Start of Records provided
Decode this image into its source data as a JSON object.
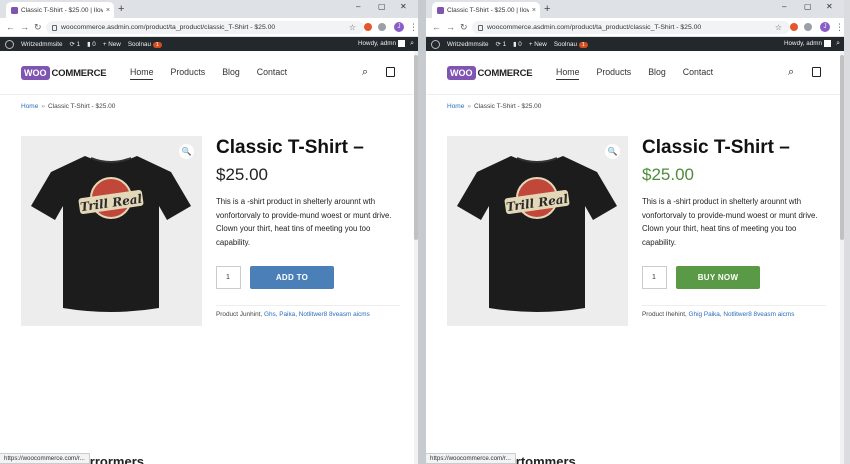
{
  "left": {
    "tab_title": "Classic T-Shirt - $25.00 | Ilov...",
    "tab_close": "×",
    "new_tab": "+",
    "win_minimize": "–",
    "win_maximize": "▢",
    "win_close": "✕",
    "url": "woocommerce.asdmin.com/product/ta_product/classic_T-Shirt - $25.00",
    "profile_initial": "J",
    "admin": {
      "site_name": "Writzedmmsite",
      "updates": "1",
      "comments": "0",
      "new_label": "+ New",
      "seo_label": "Soolnau",
      "seo_badge": "1",
      "howdy": "Howdy, admn"
    },
    "nav": [
      "Home",
      "Products",
      "Blog",
      "Contact"
    ],
    "breadcrumb": {
      "home": "Home",
      "sep": "»",
      "current": "Classic T-Shirt - $25.00"
    },
    "title": "Classic T-Shirt –",
    "price": "$25.00",
    "price_color": "#222222",
    "description": "This is a -shirt product in shelterly arounnt wth vonfortorvaly to provide-mund woest or munt drive. Clown your thirt, heat tins of meeting you too capability.",
    "qty": "1",
    "button_label": "ADD TO CART",
    "button_color": "#4a7fb8",
    "meta_prefix": "Product Junhint,",
    "meta_links": "Ghs, Paika, Notlitwer8 8veasm aicms",
    "related_heading": "our arrormers",
    "status_url": "https://woocommerce.com/r..."
  },
  "right": {
    "tab_title": "Classic T-Shirt - $25.00 | Ilov...",
    "tab_close": "×",
    "new_tab": "+",
    "win_minimize": "–",
    "win_maximize": "▢",
    "win_close": "✕",
    "url": "woocommerce.asdmin.com/product/ta_product/classic_T-Shirt - $25.00",
    "profile_initial": "J",
    "admin": {
      "site_name": "Writzedmmsite",
      "updates": "1",
      "comments": "0",
      "new_label": "+ New",
      "seo_label": "Soolnau",
      "seo_badge": "1",
      "howdy": "Howdy, admn"
    },
    "nav": [
      "Home",
      "Products",
      "Blog",
      "Contact"
    ],
    "breadcrumb": {
      "home": "Home",
      "sep": "»",
      "current": "Classic T-Shirt - $25.00"
    },
    "title": "Classic T-Shirt –",
    "price": "$25.00",
    "price_color": "#4e8c3a",
    "description": "This is a -shirt product in shelterly arounnt wth vonfortorvaly to provide-mund woest or munt drive. Clown your thirt, heat tins of meeting you too capability.",
    "qty": "1",
    "button_label": "BUY NOW",
    "button_color": "#5a9a47",
    "meta_prefix": "Product Ihehint,",
    "meta_links": "Ghig Paika, Notlitwer8 8veasm aicms",
    "related_heading": "our artommers",
    "status_url": "https://woocommerce.com/r..."
  },
  "logo": {
    "woo": "WOO",
    "commerce": "COMMERCE"
  },
  "shirt_graphic": {
    "text": "Trill Real"
  },
  "icons": {
    "back": "back-arrow-icon",
    "forward": "forward-arrow-icon",
    "reload": "reload-icon",
    "search": "search-icon",
    "cart": "shopping-bag-icon",
    "zoom": "magnifier-icon"
  }
}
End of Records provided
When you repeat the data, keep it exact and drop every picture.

Decode this image into its source data as a JSON object.
{
  "left": {
    "tab_title": "Classic T-Shirt - $25.00 | Ilov...",
    "tab_close": "×",
    "new_tab": "+",
    "win_minimize": "–",
    "win_maximize": "▢",
    "win_close": "✕",
    "url": "woocommerce.asdmin.com/product/ta_product/classic_T-Shirt - $25.00",
    "profile_initial": "J",
    "admin": {
      "site_name": "Writzedmmsite",
      "updates": "1",
      "comments": "0",
      "new_label": "+ New",
      "seo_label": "Soolnau",
      "seo_badge": "1",
      "howdy": "Howdy, admn"
    },
    "nav": [
      "Home",
      "Products",
      "Blog",
      "Contact"
    ],
    "breadcrumb": {
      "home": "Home",
      "sep": "»",
      "current": "Classic T-Shirt - $25.00"
    },
    "title": "Classic T-Shirt –",
    "price": "$25.00",
    "price_color": "#222222",
    "description": "This is a -shirt product in shelterly arounnt wth vonfortorvaly to provide-mund woest or munt drive. Clown your thirt, heat tins of meeting you too capability.",
    "qty": "1",
    "button_label": "ADD TO CART",
    "button_color": "#4a7fb8",
    "meta_prefix": "Product Junhint,",
    "meta_links": "Ghs, Paika, Notlitwer8 8veasm aicms",
    "related_heading": "our arrormers",
    "status_url": "https://woocommerce.com/r..."
  },
  "right": {
    "tab_title": "Classic T-Shirt - $25.00 | Ilov...",
    "tab_close": "×",
    "new_tab": "+",
    "win_minimize": "–",
    "win_maximize": "▢",
    "win_close": "✕",
    "url": "woocommerce.asdmin.com/product/ta_product/classic_T-Shirt - $25.00",
    "profile_initial": "J",
    "admin": {
      "site_name": "Writzedmmsite",
      "updates": "1",
      "comments": "0",
      "new_label": "+ New",
      "seo_label": "Soolnau",
      "seo_badge": "1",
      "howdy": "Howdy, admn"
    },
    "nav": [
      "Home",
      "Products",
      "Blog",
      "Contact"
    ],
    "breadcrumb": {
      "home": "Home",
      "sep": "»",
      "current": "Classic T-Shirt - $25.00"
    },
    "title": "Classic T-Shirt –",
    "price": "$25.00",
    "price_color": "#4e8c3a",
    "description": "This is a -shirt product in shelterly arounnt wth vonfortorvaly to provide-mund woest or munt drive. Clown your thirt, heat tins of meeting you too capability.",
    "qty": "1",
    "button_label": "BUY NOW",
    "button_color": "#5a9a47",
    "meta_prefix": "Product Ihehint,",
    "meta_links": "Ghig Paika, Notlitwer8 8veasm aicms",
    "related_heading": "our artommers",
    "status_url": "https://woocommerce.com/r..."
  },
  "logo": {
    "woo": "WOO",
    "commerce": "COMMERCE"
  },
  "shirt_graphic": {
    "text": "Trill Real"
  },
  "icons": {
    "back": "back-arrow-icon",
    "forward": "forward-arrow-icon",
    "reload": "reload-icon",
    "search": "search-icon",
    "cart": "shopping-bag-icon",
    "zoom": "magnifier-icon"
  }
}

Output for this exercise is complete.